Assignment:
From the data below, give the number of lines holding the word "image", with nothing else added.

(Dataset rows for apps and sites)
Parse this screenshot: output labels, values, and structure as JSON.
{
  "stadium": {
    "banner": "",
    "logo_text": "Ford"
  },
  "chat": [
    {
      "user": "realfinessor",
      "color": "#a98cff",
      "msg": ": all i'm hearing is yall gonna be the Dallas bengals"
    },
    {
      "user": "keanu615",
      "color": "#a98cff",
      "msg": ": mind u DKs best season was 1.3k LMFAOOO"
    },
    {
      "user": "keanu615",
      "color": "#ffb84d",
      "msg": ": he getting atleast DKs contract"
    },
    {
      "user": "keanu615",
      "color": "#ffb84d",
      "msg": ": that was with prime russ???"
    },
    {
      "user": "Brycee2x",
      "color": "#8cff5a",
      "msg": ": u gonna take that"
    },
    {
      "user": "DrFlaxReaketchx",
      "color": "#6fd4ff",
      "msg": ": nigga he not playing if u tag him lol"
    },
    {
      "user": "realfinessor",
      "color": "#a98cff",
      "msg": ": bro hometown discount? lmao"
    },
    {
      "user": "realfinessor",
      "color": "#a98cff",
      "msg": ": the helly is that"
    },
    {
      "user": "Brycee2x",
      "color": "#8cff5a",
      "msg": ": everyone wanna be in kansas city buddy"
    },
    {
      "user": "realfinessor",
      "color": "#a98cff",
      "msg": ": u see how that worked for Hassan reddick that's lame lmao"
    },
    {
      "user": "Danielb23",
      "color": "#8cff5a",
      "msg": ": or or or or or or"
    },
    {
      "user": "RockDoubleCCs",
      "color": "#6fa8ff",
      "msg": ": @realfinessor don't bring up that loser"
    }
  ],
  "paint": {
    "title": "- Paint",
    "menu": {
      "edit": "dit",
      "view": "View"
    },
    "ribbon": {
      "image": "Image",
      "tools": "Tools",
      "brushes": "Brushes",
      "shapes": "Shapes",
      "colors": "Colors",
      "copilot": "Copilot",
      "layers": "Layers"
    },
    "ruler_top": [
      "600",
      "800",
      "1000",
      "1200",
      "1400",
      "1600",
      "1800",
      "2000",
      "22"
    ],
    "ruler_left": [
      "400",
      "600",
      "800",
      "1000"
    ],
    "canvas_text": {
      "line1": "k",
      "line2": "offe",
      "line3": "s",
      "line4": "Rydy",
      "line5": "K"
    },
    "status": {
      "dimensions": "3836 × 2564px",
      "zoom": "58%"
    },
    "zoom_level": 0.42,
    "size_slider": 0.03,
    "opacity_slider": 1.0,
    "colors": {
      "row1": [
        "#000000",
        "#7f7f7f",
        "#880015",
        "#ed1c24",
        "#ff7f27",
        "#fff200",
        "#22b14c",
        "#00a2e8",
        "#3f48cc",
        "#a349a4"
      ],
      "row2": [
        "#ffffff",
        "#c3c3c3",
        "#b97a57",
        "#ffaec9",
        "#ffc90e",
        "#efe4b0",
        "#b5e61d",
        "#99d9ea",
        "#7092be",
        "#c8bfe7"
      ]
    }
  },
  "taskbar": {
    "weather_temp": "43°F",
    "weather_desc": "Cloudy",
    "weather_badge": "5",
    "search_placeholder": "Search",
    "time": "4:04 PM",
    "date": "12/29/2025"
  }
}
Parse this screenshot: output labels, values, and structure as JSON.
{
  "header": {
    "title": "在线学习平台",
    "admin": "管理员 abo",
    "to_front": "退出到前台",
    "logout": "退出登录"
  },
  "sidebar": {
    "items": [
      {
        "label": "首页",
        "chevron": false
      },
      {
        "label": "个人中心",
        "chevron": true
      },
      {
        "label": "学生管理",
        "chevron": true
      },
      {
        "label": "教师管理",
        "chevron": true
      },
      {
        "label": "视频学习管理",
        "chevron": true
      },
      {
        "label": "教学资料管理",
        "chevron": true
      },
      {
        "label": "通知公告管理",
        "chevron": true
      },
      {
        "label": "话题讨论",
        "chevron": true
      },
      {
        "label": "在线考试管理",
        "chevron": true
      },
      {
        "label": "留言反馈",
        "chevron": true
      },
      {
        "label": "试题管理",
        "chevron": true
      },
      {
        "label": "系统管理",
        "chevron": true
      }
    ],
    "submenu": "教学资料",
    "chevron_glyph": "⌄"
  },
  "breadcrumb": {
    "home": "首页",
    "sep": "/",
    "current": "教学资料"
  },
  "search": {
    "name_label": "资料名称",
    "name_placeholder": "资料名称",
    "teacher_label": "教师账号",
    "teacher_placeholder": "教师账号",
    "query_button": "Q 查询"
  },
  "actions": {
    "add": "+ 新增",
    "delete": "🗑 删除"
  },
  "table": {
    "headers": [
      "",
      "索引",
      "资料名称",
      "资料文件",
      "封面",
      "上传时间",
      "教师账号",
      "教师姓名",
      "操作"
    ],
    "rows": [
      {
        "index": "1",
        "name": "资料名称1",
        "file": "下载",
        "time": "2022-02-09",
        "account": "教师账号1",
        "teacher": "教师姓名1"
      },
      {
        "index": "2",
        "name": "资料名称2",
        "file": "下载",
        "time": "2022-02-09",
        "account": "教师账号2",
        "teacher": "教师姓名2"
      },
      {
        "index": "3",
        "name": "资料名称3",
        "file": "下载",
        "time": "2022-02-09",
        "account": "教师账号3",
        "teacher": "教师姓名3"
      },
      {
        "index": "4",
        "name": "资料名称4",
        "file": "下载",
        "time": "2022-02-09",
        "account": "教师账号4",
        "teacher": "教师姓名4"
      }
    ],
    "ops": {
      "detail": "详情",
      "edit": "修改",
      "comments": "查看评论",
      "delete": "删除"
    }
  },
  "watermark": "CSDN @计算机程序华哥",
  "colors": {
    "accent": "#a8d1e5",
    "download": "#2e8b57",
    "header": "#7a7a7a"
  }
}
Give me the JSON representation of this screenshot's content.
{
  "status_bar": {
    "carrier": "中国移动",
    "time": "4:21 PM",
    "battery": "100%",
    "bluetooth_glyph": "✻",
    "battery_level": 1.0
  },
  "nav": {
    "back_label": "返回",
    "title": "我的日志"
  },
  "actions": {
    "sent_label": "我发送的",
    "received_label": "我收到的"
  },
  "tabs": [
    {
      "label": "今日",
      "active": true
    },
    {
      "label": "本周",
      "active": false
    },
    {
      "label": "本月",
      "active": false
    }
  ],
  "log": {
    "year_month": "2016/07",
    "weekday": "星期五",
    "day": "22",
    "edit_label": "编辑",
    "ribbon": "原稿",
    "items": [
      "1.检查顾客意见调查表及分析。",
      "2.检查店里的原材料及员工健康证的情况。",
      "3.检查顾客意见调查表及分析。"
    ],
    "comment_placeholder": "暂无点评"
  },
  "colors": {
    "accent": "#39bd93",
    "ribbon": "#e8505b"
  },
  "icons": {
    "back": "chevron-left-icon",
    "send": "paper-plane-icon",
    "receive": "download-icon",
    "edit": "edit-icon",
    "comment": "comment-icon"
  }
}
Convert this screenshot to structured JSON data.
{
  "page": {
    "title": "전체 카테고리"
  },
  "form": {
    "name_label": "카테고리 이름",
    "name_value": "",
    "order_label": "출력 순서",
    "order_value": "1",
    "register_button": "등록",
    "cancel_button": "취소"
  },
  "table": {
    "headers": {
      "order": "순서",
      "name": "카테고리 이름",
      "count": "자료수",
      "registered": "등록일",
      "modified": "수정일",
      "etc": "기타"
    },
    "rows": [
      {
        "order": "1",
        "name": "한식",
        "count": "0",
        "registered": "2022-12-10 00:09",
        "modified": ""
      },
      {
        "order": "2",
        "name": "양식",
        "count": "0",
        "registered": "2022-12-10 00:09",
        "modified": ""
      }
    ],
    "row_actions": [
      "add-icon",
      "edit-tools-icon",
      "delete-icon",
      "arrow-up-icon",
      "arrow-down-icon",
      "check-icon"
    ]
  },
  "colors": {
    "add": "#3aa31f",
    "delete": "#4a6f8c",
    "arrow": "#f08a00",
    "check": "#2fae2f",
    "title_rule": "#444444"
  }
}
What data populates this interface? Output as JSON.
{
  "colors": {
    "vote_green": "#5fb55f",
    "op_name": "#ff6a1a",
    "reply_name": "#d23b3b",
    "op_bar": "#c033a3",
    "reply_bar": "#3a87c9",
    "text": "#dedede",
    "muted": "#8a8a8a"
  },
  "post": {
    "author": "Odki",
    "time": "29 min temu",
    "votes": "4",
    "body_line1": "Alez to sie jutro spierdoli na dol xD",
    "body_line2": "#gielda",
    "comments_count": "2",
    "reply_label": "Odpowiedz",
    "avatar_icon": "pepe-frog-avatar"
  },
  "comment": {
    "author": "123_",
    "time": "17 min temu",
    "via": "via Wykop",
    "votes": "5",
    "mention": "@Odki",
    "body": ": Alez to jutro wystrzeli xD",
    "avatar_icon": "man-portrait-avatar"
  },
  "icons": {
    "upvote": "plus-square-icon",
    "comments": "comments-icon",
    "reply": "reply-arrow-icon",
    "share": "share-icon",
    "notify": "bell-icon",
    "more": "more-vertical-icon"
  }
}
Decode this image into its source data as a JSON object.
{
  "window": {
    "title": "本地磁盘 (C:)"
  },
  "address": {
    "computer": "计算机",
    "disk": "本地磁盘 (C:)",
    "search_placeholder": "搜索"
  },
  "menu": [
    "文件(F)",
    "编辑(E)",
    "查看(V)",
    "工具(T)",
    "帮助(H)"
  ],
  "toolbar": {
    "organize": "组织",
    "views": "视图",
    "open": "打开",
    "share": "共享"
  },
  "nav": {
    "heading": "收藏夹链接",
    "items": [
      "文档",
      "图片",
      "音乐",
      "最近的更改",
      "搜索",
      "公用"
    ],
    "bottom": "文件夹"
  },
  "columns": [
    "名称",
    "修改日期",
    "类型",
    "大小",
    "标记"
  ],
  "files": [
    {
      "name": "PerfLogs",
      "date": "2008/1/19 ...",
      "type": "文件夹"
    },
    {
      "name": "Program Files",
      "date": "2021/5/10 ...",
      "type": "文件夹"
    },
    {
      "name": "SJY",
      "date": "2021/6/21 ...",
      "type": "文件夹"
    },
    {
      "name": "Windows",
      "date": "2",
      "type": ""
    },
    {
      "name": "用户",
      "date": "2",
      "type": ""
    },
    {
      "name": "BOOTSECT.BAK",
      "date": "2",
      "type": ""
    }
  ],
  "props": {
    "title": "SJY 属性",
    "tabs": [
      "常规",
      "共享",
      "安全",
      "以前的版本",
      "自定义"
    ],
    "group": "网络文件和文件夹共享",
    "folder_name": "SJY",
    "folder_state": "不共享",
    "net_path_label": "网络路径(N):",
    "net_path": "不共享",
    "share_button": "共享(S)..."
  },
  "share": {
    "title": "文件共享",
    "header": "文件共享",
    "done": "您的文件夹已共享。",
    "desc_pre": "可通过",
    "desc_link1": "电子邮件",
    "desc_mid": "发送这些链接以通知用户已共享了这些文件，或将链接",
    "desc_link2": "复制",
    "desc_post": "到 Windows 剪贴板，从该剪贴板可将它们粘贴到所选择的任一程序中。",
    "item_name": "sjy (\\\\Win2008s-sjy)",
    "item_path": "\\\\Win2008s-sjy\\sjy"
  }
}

Result:
2